EXERCISE DIRECTIONS :: Which lines below contain "name"? Copy every one of them.

Dataset rows for apps and sites
******************************
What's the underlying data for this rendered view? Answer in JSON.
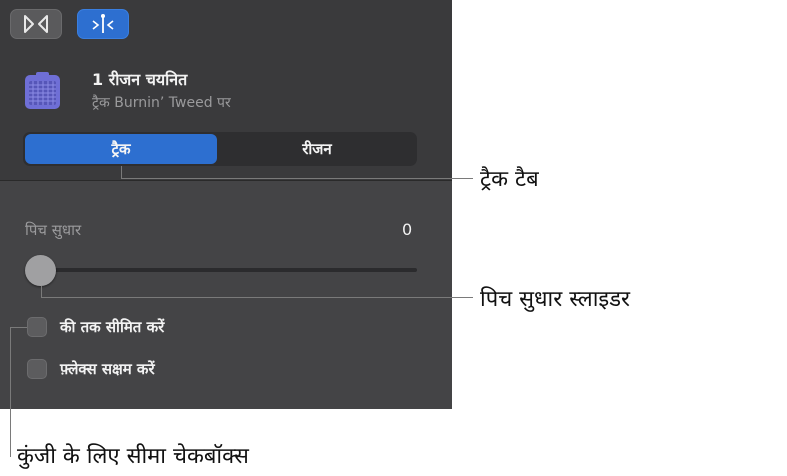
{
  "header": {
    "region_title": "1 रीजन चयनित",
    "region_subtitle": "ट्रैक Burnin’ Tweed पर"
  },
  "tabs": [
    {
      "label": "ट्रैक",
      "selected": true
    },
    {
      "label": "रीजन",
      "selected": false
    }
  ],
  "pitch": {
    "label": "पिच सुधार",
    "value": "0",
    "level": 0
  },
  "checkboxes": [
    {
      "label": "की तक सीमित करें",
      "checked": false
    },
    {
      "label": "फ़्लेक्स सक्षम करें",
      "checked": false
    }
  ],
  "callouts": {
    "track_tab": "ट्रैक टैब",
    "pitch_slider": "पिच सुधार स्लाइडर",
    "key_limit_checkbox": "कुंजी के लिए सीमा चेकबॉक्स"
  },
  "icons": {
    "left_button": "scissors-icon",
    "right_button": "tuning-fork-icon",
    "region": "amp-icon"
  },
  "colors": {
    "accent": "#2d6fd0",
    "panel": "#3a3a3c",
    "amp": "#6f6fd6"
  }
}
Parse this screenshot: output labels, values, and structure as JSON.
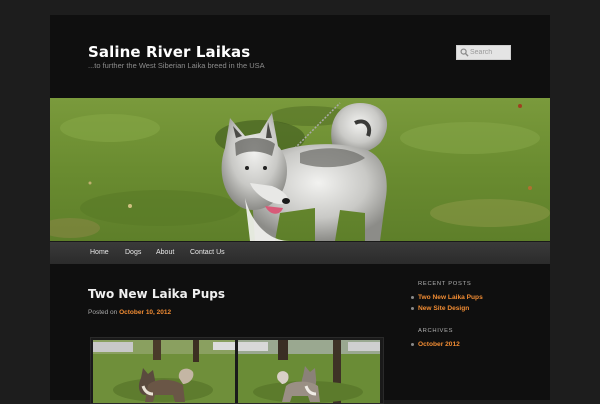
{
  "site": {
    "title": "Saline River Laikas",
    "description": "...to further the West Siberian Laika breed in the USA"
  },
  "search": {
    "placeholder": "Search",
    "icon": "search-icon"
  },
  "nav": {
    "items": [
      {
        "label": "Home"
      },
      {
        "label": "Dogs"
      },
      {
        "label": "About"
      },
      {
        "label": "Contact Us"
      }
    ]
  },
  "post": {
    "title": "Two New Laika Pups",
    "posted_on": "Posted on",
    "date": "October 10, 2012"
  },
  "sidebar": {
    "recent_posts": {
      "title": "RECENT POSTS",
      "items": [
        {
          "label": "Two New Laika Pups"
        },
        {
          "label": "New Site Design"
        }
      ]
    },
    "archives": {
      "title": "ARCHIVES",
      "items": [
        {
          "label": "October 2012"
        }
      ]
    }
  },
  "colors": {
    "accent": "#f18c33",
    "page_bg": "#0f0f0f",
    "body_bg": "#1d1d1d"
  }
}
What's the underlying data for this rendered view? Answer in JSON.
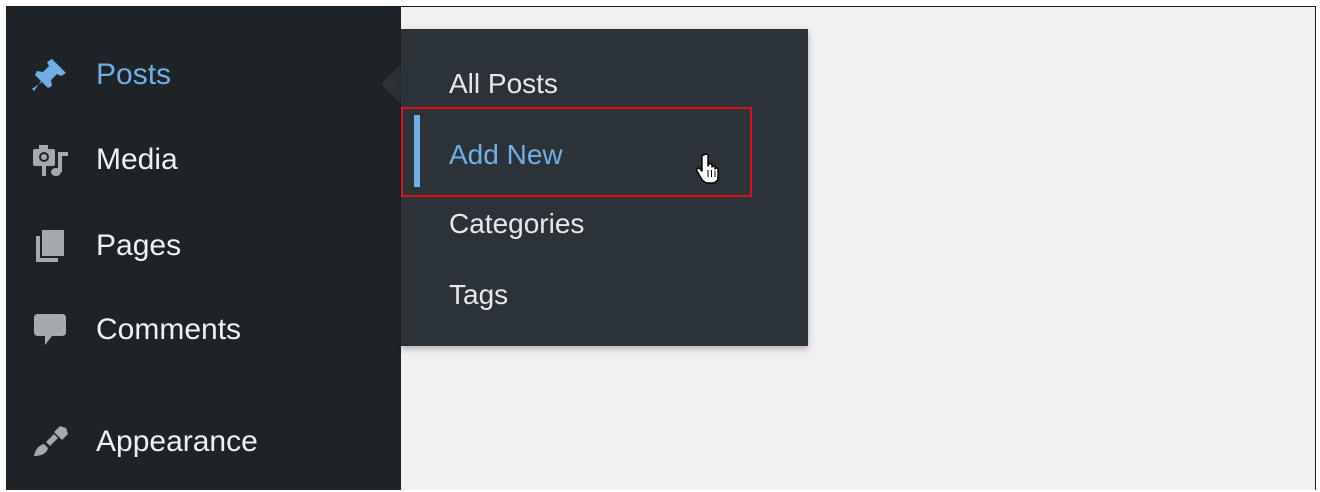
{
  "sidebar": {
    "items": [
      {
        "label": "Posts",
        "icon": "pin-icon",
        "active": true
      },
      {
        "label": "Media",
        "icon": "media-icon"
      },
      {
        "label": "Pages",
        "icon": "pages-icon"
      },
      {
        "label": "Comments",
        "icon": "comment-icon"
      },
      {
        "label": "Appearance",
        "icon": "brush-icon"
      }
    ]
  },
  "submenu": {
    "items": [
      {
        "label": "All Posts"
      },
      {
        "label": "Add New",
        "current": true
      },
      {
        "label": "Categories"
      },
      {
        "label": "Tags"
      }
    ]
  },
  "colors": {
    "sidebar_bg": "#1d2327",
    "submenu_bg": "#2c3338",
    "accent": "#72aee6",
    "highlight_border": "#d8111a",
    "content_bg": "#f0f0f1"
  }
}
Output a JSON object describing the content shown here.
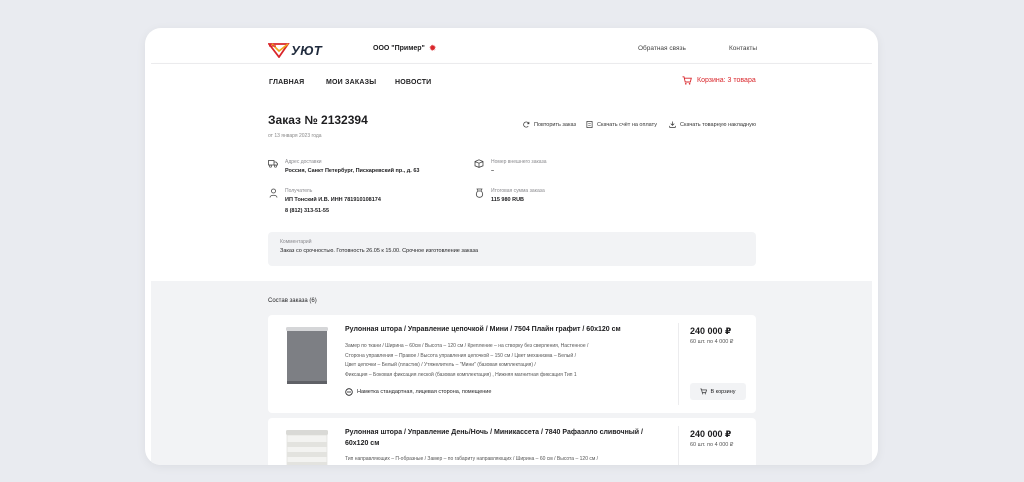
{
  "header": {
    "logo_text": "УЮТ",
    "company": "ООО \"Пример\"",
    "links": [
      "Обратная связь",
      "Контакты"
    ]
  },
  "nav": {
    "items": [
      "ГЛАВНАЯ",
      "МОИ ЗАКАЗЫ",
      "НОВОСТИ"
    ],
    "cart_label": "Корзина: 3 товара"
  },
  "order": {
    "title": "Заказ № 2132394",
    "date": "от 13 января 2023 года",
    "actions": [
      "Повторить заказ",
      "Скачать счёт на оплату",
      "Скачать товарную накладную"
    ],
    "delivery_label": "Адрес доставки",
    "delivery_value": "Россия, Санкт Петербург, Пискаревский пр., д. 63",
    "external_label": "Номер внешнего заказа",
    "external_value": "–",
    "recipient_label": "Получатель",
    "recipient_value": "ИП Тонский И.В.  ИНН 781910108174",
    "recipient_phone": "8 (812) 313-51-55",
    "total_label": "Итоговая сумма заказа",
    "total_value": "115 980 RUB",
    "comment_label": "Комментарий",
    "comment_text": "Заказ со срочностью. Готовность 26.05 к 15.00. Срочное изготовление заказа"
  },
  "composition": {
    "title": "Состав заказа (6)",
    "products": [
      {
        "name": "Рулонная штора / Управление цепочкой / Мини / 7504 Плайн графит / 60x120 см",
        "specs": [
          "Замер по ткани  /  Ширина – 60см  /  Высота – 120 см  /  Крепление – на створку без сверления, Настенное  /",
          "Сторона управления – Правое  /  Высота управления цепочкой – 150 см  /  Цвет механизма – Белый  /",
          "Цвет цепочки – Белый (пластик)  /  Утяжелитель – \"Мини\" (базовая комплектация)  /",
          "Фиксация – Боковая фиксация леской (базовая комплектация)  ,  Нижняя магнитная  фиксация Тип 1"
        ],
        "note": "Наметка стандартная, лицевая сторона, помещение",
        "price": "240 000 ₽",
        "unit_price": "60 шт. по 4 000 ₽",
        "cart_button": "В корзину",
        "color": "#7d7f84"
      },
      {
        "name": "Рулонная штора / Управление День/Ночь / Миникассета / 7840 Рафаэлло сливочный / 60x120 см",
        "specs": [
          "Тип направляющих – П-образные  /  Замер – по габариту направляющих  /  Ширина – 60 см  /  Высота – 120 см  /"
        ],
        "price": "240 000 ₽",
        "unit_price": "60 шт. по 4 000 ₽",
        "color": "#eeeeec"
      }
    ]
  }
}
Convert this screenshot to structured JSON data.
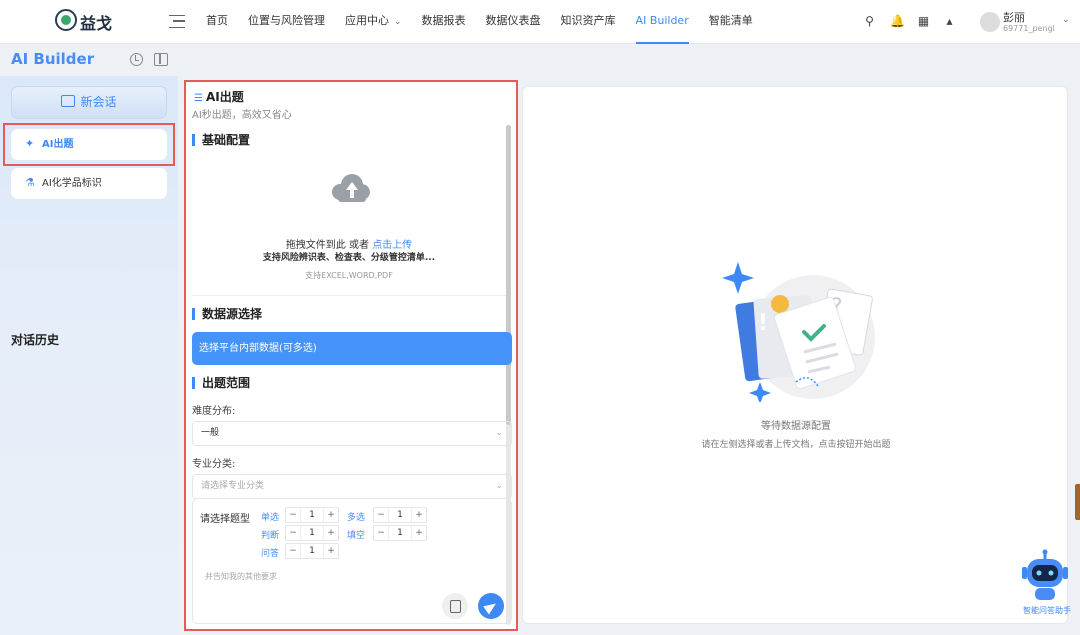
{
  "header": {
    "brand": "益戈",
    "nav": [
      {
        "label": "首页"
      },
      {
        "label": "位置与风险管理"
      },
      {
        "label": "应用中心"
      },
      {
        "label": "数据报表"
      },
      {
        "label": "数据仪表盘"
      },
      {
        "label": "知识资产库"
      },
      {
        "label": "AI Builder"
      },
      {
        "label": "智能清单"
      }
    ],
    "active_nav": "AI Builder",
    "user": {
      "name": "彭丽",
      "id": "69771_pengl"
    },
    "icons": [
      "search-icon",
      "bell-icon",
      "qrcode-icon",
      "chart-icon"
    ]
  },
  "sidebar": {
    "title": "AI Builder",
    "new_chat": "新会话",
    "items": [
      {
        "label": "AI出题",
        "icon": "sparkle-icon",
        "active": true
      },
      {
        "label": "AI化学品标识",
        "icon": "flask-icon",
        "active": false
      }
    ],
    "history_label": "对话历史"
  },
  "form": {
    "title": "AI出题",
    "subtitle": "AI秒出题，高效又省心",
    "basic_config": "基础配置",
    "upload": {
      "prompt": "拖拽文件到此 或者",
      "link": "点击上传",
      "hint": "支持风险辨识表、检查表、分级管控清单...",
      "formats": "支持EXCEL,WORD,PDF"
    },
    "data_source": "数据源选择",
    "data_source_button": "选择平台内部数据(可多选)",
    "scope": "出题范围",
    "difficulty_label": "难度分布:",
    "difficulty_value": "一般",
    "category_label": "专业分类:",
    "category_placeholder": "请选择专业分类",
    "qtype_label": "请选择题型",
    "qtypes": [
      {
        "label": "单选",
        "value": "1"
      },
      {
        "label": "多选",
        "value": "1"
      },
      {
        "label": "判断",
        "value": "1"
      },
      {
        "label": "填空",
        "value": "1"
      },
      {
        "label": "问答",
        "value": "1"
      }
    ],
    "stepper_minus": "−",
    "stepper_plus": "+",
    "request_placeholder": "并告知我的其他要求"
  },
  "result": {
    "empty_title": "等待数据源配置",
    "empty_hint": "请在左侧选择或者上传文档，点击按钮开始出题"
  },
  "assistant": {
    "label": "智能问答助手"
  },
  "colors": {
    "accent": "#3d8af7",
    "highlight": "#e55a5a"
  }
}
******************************
SOLUTION FOR THIS EXERCISE ::
        "name": "Рулонная штора / Управление цепочкой / Мини / 7504 Плайн графит / 60x120 см",
        "name": "Рулонная штора / Управление День/Ночь / Миникассета / 7840 Рафаэлло сливочный / 60x120 см",
      "name": "彭丽",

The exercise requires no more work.